A plan that does not have enough money to pay all benefits owed participants and beneficiaries may be terminated only if the employer and the members of the employer's "controlled group" of affiliated companies each meets one of the distress termination tests. To do so, however, the employer must prove that the controlled group is financially unable to support the plan. PBGC takes over the plan as trustee and uses its own assets and any remaining assets in the plan to make sure that current and future retirees of the plan receive their pension benefits, within the legal limits. PBGC also tries to collect plan underfunding from employers and shares a portion of its recoveries with participants and beneficiaries.
A company in financial distress may seek to terminate a pension plan if:
- the plan administrator has issued a notice of intent to terminate to affected parties, including PBGC, at least 60 days, and no more than 90 days, in advance of the proposed termination date;
- the plan administrator has issued a subsequent termination notice to PBGC, which includes data concerning the number of participants and the plan's assets and liabilities; and
- PBGC has determined that the plan sponsor and each of its corporate affiliates have satisfied at least one of the following financial distress tests - though not necessarily the same test:
- a petition has been filed seeking liquidation in bankruptcy;
- a petition has been filed seeking reorganization in bankruptcy, and the bankruptcy court (or an appropriate state court) has determined that the company will not be able to reorganize with the plan intact and approves the plan termination;
- it has been demonstrated that the sponsor or affiliate cannot continue in business unless the plan is terminated; or
- it has been demonstrated that the costs of providing pension coverage have become unreasonably burdensome solely as a result of a decline in the number of employees covered by the plan.
If a plan does not qualify for a distress termination, PBGC will notify the plan sponsor that the conditions for distress termination have not been met and the plan will remain ongoing under close monitoring by PBGC.
Below is an overview of the steps involved in filing a distress termination. For detailed information, see, Distress Termination Filing Instructions. The forms can be found on PBGC's Forms for Practitioners page.
The distress termination forms require the submission of distress test information as part of the Form 600 filing, rather than as part of the Form 601 filing as was the case with the prior version of the forms. This change will help PBGC determine whether distress criteria have been met at an earlier date. If you initiated a termination using a prior version of the forms, please contact PBGC (numbers given below at "Contact info for distress terminations").
Steps for filing a distress termination:
- Select a proposed termination date.
- Identify which of the four distress tests can be satisfied by each contributing sponsor and controlled group member. Each controlled group member can satisfy a different test.
- Issue a notice called "Notice of Intent to Terminate (NOIT)" to all "affected parties" at least 60 days but not more than 90 days before the proposed termination date. Affected parties include participants, beneficiaries of deceased participants, alternate payees under qualified domestic relations orders, employee organizations representing participants, and the PBGC. The form for issuing a NOIT (Form 600) is provided in the downloadable forms package.

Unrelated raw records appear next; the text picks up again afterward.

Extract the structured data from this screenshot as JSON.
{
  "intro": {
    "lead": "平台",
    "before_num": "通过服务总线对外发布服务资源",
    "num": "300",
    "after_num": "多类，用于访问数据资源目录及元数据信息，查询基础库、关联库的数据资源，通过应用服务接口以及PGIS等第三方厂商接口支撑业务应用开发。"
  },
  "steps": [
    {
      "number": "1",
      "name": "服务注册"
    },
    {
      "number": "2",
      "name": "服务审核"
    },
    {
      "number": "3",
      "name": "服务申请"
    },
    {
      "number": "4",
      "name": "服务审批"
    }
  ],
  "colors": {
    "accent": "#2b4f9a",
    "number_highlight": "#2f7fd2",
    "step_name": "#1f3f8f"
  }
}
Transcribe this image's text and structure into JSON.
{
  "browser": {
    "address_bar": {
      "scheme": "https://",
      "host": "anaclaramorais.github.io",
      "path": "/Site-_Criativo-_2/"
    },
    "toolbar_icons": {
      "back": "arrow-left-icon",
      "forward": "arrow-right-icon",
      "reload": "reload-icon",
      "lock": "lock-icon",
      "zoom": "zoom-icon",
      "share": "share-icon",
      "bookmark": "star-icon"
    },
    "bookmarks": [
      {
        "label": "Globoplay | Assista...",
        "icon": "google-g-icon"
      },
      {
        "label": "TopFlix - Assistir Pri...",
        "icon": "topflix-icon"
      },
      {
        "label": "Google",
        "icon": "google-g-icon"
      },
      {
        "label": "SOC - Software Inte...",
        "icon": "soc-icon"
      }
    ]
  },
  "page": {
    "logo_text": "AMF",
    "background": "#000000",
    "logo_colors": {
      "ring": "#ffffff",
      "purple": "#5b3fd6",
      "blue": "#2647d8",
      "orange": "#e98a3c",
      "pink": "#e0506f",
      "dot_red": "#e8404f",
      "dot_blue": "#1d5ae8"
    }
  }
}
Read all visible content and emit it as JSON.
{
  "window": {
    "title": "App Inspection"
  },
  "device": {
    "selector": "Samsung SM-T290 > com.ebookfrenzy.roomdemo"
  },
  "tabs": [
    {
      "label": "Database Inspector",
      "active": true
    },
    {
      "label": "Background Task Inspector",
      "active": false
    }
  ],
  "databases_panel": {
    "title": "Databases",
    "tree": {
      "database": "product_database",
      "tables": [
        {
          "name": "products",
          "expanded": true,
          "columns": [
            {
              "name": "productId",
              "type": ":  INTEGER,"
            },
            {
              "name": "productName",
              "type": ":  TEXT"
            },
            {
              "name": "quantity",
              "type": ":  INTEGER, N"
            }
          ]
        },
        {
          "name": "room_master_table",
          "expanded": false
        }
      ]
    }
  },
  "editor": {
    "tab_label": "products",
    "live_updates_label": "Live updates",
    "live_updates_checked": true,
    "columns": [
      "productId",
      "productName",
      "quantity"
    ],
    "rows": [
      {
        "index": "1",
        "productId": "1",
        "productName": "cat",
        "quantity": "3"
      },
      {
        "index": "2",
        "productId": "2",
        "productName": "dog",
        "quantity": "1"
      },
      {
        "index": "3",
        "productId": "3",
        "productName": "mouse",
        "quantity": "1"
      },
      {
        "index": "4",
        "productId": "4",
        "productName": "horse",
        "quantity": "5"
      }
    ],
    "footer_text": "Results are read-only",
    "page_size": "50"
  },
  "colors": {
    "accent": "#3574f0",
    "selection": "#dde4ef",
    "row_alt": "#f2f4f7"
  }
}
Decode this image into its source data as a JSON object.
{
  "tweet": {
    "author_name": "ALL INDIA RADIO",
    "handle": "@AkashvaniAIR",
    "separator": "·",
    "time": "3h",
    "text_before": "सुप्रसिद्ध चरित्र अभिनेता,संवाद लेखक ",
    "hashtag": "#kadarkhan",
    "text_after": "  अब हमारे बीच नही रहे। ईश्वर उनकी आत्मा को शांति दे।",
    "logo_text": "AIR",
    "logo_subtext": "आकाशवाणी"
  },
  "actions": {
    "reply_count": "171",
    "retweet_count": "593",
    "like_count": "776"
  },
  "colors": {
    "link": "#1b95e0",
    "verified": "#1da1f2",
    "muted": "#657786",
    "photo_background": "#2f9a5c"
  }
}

- Beginning on the proposed termination date, reduce the benefits of those participants currently being paid to the estimated benefit amounts which will be payable by PBGC upon termination under ERISA in accordance with 29 CFR Part 4022, Subpart D.
- File a Distress Termination Notice (PBGC Form 601, including the Schedule EA-D) with the PBGC on or before the 120th day after the proposed termination.
- File participant and benefit information with the PBGC by the later of (1) 120 days after the proposed termination date or (2) 30 days after receipt of the PBGC's determination that the requirements for a distress termination have been satisfied.
- If the plan has sufficient assets to provide at least all guaranteed benefits: The plan must then meet certain requirements for notifying participants, distributing benefits (including benefits of Missing Participants) and filing a Post-Distribution Certification (PBGC Form 602) with the PBGC. See the forms package for more details.
- If a plan terminates in a distress termination without sufficient assets to pay all benefit liabilities, the contributing sponsor(s) and each controlled group member are jointly and severally liable to the PBGC under ERISA section 4062(b) for the total amount of the unfunded benefit liabilities determined in accordance with 29 CFR 4022 Subpart D.
Summaries of how PBGC staff has responded to questions about various issues, including bankruptcy and distress terminations are available on PBGC’s Staff Responses to Practitioner Questions webpage. The responses reflect the views of individual staff members and do not represent the official position of PBGC.